## What you need to do
Spot each line in the records below where the word "text" occurs, then copy it.

## Given information
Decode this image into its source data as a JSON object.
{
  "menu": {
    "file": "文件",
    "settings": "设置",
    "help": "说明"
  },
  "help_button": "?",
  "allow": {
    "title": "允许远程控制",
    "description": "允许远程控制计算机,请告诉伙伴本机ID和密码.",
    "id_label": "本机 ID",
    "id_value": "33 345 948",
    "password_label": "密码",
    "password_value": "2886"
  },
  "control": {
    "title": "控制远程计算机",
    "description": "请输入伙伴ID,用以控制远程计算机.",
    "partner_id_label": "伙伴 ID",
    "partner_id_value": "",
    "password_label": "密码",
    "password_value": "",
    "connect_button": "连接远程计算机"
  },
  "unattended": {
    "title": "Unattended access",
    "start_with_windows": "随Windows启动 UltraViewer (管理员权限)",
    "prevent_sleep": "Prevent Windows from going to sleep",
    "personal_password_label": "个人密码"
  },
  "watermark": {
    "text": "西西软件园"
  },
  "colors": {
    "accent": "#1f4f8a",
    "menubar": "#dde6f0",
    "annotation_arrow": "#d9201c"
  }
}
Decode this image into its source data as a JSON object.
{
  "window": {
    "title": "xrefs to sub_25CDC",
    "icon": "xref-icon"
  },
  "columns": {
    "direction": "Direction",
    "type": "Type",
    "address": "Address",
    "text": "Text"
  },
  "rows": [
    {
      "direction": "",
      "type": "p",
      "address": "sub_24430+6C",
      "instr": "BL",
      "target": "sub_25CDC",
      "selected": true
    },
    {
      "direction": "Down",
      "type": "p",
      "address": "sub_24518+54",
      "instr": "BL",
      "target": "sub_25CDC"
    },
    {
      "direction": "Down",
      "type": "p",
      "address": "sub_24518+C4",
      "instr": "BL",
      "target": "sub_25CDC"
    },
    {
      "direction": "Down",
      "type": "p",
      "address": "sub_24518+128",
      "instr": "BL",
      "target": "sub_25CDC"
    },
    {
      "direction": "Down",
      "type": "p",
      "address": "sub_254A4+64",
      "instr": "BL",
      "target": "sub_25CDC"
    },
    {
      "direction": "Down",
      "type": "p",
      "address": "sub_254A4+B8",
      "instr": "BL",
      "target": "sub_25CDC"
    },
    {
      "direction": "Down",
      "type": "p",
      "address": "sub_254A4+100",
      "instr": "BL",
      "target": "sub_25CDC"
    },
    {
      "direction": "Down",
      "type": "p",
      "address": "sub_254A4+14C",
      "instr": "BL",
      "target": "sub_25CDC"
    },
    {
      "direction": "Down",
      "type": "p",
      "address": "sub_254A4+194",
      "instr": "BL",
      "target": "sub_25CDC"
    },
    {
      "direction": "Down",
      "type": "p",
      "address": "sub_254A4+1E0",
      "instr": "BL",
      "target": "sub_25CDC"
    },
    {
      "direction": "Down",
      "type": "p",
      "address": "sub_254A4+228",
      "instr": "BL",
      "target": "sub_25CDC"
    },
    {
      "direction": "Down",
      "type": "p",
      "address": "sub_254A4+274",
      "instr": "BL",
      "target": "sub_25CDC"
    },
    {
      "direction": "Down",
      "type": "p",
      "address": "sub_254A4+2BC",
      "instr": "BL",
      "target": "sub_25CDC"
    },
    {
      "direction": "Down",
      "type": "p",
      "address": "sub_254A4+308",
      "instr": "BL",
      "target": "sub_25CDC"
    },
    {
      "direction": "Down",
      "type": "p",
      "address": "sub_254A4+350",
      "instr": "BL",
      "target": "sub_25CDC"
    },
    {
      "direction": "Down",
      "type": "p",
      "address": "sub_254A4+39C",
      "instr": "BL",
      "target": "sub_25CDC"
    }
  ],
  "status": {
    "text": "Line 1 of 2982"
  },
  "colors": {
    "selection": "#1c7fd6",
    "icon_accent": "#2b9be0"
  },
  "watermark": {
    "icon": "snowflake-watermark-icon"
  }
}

## Written solution
    "text": "西西软件园"
    "text": "Text"
    "text": "Line 1 of 2982"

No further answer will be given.